Nevertheless, the upsides too are numerous. The Pakistan army has received the bulk of the credit post 2014 for the campaign in the tribal areas against the Taliban. But some credit should devolve on Nawaz Sharif too. For instance, the difficult decision of implementing the death penalty of Mumtaz Qadri – the body-guard-turned-assassin of the Punjab governor. Similarly, the political class was able to unite and pass the 18th Amendment of the Constitution that reversed many legacies of military dictatorship and strengthened its federal features. Most surprising of all, Nawaz Sharif and his party, after his ouster, have displayed a pattern of behaviour not characteristic of politicians cowed down by the military. There was no slinking to on exile or the quick formation of a king’s party loyal only to the army. Instead, by converting his ouster into a narrative of victimhood at the hands of the Establishment, Pakistan’s civil-military conundrum has been turned into an election issue. Obviously, while the path to the future will not be a simple linear process, evidently some things in Pakistan are different and Pakistan is changing.
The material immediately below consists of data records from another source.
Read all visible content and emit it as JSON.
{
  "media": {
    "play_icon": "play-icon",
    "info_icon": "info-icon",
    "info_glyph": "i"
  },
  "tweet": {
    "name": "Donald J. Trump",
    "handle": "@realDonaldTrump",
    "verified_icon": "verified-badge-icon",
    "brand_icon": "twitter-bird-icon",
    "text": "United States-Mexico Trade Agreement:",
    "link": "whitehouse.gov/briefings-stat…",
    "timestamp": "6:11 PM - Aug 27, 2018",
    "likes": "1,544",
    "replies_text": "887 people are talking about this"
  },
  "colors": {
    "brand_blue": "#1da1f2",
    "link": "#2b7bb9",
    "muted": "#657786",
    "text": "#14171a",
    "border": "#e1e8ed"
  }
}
But to return to Marker and Pakistan’s flawed strategies of the 1970s and 1990s: will internal change in Pakistan reflect itself in external policy also? For us in the outside, this is really the issue however much we may find engrossing the dynamics of political and social change in Pakistan. But this is the area where the disquieting signs predominate – the bluster of the generals, the near swagger about the strategic alliance with China, the political mainstreaming of extremists and terrorists, the triumphalism on the deterioration in Afghanistan and, finally, the revanchism with regard to India.
These areas will constitute the litmus tests for real change, and here the grounds of optimism are demonstrably less implying that for the foreseeable future the issues that we will have to engage with will remain generally static. In policy terms, this presents the recurrent dilemma of choosing from generally unattractive options while having to package the policy differently. That said, no government has had the luxury of not going down this path and choose we will have to as Pakistan’s next government takes shape.